ATMIS is to focus on implementing the Somalia Transition Plan, according to Somalia’s government. AMISOM’s security responsibilities were transferred to the country’s security forces under the plan, which was developed in 2018. It was recently revised, and the next three years will be spent on it. This approach was endorsed by the African Union and the United Nations. ATMIS’ stabilization and state-building objectives, according to Bankole Adeoye, AU Commissioner for Political Affairs, Peace and Security, will be fully aligned with the Somalia Transition Plan.
The African Union’s Peace and Security Council gave the new mission a mandate that included degrading al-Shabaab and other terrorist groups, providing security, developing the capacity of security forces, justice, and local authorities, and supporting peace and reconciliation. At its meeting on March 30, the UN Security Council is expected to approve the mandate and authorize ATMIS.
However, AMISOM’s mandate was also aligned with the Somalia Transition Plan, so ATMIS does not bring anything new to the table.
ATMIS, according to Omar S Mahmood, Senior Analyst at the International Crisis Group, will have only a few minor differences. ‘Perhaps the most significant change is that the concept of “transition” is now more deeply embedded in the rationale of the new mission, which has a four-phased timeline for working with the Somali government to implement the Somalia Transition Plan.
“A few smaller adjustments, such as re-alignment of AMISOM’s sector structure and increased command-and-control authority under the mission’s force commander, are also expected, but these are expected to be minor.”

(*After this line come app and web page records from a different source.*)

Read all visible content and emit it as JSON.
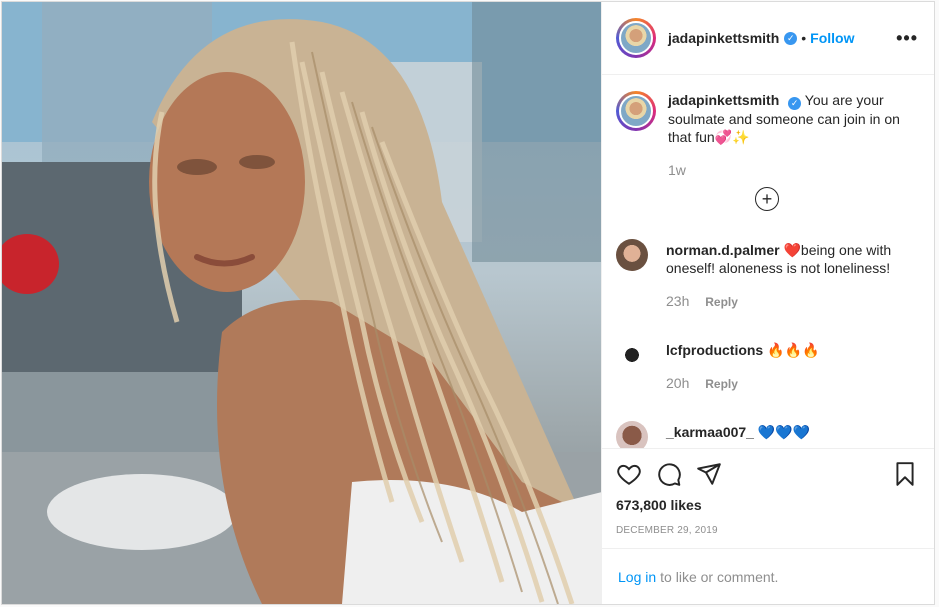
{
  "post": {
    "photo_alt": "portrait photo",
    "author": {
      "username": "jadapinkettsmith",
      "verified_icon": "verified-badge-icon",
      "follow_label": "Follow",
      "separator": "•"
    },
    "more_icon": "more-options-icon",
    "more_label": "•••",
    "caption": {
      "username": "jadapinkettsmith",
      "text": "You are your soulmate and someone can join in on that fun💞✨",
      "time": "1w"
    },
    "load_more_icon": "load-more-plus-icon",
    "load_more_label": "+",
    "comments": [
      {
        "username": "norman.d.palmer",
        "text": "❤️being one with oneself! aloneness is not loneliness!",
        "time": "23h",
        "reply_label": "Reply"
      },
      {
        "username": "lcfproductions",
        "text": "🔥🔥🔥",
        "time": "20h",
        "reply_label": "Reply"
      },
      {
        "username": "_karmaa007_",
        "text": "💙💙💙"
      }
    ],
    "actions": {
      "like_icon": "heart-icon",
      "comment_icon": "comment-icon",
      "share_icon": "share-icon",
      "save_icon": "bookmark-icon"
    },
    "likes": "673,800 likes",
    "date": "DECEMBER 29, 2019",
    "login": {
      "link": "Log in",
      "text": "to like or comment."
    }
  },
  "colors": {
    "link_blue": "#0095f6",
    "verified_blue": "#3897f0",
    "muted_grey": "#8e8e8e",
    "text_dark": "#262626"
  }
}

ATMIS will differ from AMISOM in terms of operational changes by developing more mobile and agile forces in each mission sector. The primary mission of these quick-response forces with enabling capabilities will be to degrade al-Shabaab and other extremist militant groups quickly.
After his term expired in February 2021, President Mohamed Abdullahi Mohamed, who has been in power since 2017, is still in charge. The task of reforming the election process was given to Prime Minister Mohamed Hussein Roble, but progress has been slow. The country’s future is uncertain, with political impasses occasionally erupting into armed clashes.
Another major challenge is al-increasing Shabaab’s attacks. In recent months, numerous assaults have been reported, with recent strikes in Mogadishu and Beledweyne resulting in over 53 deaths. Despite AMISOM and the Somali Security Forces’ efforts, the group continues to control large swaths of southern and central Somalia, and attacks are on the rise.
Al-financial Shabaab’s and military capabilities are also expanding. In 2021, the Hiraal Institute, a Mogadishu-based research organization, reported generating about US$180 million in revenue and spending US$24 million on weapons.
ATMIS will have to deal with the same financial difficulties as AMISOM. The United Nations provided logistical support for the mission, with the European Union (EU) funding stipends for military and police personnel. However, the EU has reduced its support in recent years, and its plans for ATMIS are unclear. ‘The EU is ready to contribute and ensure predictable funding as long as the configuration plan is realistic, pragmatic, and focused,’ said Tiina Intelmann, head of the EU delegation to Somalia.
Because Somalia’s social and security problems are centered on the political impasse, resolving it should be a top priority. ATMIS’ mandate and force reconfiguration should include robust political engagement to support reconciliation among the country’s divided political groups if it is to differentiate itself from AMISOM. Otherwise, the exercise merely renames the mission, which will provide little assistance to the country.